Bishops Stortford and the surrounding area is currently undergoing large and rapid expansion. There are great opportunities for building new homes which aim for zero carbon and for having more public transport. BSCG are committed to highlighting the necessity to aim high in development planning.
This is happening now and much more needs to be done. Opportunities are being missed. BSCG objections to Bishops Stortford South are given below.
Our response to the Gilston Garden Town Planning Application can be viewed here.
- BSCG proposal of heat network and ground source heat pump
- Planning permission grant
Bishops Stortford North
- BSCG objection to proposals
We are writing to object to Countryside’s Proposals for Bishop’s Stortford South, 3/18/2253/OUT, on the grounds that it is not net zero carbon and does not comply with EHDC’s District Plan nor the town’s Neighbourhood Plan in relation to climate and sustainability related issues.

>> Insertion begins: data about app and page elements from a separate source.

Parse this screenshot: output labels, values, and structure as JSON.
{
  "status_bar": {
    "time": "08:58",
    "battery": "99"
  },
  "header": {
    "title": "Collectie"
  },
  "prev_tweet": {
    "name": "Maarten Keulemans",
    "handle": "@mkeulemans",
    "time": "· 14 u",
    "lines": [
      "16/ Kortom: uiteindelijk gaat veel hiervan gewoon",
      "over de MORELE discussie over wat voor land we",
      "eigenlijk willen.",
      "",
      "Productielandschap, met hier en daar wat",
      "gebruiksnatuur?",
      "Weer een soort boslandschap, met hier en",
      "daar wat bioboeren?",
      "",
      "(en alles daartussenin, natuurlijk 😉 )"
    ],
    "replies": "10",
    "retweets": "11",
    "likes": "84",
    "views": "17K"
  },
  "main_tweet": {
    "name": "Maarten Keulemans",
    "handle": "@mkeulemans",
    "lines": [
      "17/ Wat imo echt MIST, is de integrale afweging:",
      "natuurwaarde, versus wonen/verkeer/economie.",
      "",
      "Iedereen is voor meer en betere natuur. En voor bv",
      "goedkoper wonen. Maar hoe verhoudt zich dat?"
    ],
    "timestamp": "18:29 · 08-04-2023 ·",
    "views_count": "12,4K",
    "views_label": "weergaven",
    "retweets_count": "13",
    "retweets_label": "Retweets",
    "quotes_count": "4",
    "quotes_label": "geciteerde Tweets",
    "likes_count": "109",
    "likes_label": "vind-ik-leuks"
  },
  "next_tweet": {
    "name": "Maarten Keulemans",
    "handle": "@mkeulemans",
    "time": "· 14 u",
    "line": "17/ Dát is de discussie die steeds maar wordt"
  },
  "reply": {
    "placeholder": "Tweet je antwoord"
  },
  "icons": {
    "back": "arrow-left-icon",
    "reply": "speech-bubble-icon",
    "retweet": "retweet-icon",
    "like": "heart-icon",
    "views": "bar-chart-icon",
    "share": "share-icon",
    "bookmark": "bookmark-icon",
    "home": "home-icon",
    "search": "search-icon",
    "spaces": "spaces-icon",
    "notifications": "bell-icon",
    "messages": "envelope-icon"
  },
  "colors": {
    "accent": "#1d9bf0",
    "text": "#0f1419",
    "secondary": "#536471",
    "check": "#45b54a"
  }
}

Bishops Stortford Climate Group exists to raise awareness of climate change on a local and national level and to help local people, businesses and government to take positive action to reduce the dangers of climate change, working with other community groups where appropriate. The international consensus is that we have 12 years now until we will have gone beyond the point of being able to limit global warming to 1½o . At higher levels of warming the impacts will be significantly worse: 2 o warming would bring near 100% loss of coral reefs; double the loss of species, including double the loss of fish for sustainable fishing; a substantial reduction in crop yields in the tropics; and of course even greater increase in frequency of extreme heat events. The 12 years’ timeline is very short and means we need to quickly stop our reliance on fossil fuels for energy and heating. New developments need to be zero carbon – if they are not, they will in no time at all need to be retrofitted to change their energy consumption with all the upheaval that will entail.
So, our objection to the proposal is that it adds to our town’s carbon footprint, when we should be working to reduce it. Clearly any development of this scale and on a greenfield site will increase the town’s carbon footprint by removing green space which acts as a carbon sink and many, many, other people and groups from the town have objected to this proposed loss of green space in the Green Belt. But developments of this scale can also and should be designed to be net zero energy and carbon and that is not what Countryside have proposed. Net zero carbon is being achieved now and is not just an expensive pipedream – for example a 96 home development at Newport is being built to standards which will give householders zero energy bills https://www.zedfactory.com/the-zero-bills-home ; Norwich city council is building to Passiv Haus standards http://www.passivhaustrust.org.uk/news/detail/?nId=503#.W_QCj_Z2v5o ; and many areas are installing heat networks supplying affordable, renewable heat instead of building in reliance on gas.
We also note that the proposal does not even comply with the District and Town Councils’ more limited aspirations. The District Council’s climate change policies as set out in the District Plan encourage the achievement of standards above and beyond the requirements of Building Regulations; promote renewable and low carbon energy where the impacts can be satisfactorily mitigated; and encourage proposals that embrace the use of renewable, zero and low-carbon technology. In the Neighbourhood Plan, the Town Council has expressed its commitment that there should be only the very best, attractive and sustainable development.
Countryside’s proposals make very limited firm commitments and show no evidence of a strategic approach to the design of the site from a climate change mitigation perspective. Our modelling shows the site as a whole could be net zero carbon and this strategic approach would recover the cost of the additional investment, with payback in 6 to 10 years. We have set out our views in detail in the attached Appendix.
So, we consider Countryside’s application should be rejected on the grounds that it is not net zero carbon and does not comply with EHDC’s District Plan nor the town’s Neighbourhood Plan in relation to climate and sustainability related issues.
We very much hope that you will give careful thought to our concerns and be prepared to approve an application for this site only if it is for a net zero energy or carbon development. The examples above show that net zero energy and carbon can be achieved in a variety of different ways. The additional capital costs of installing high levels of insulation, using renewable energy through solar PV and distributed heat pay back through reduced running costs.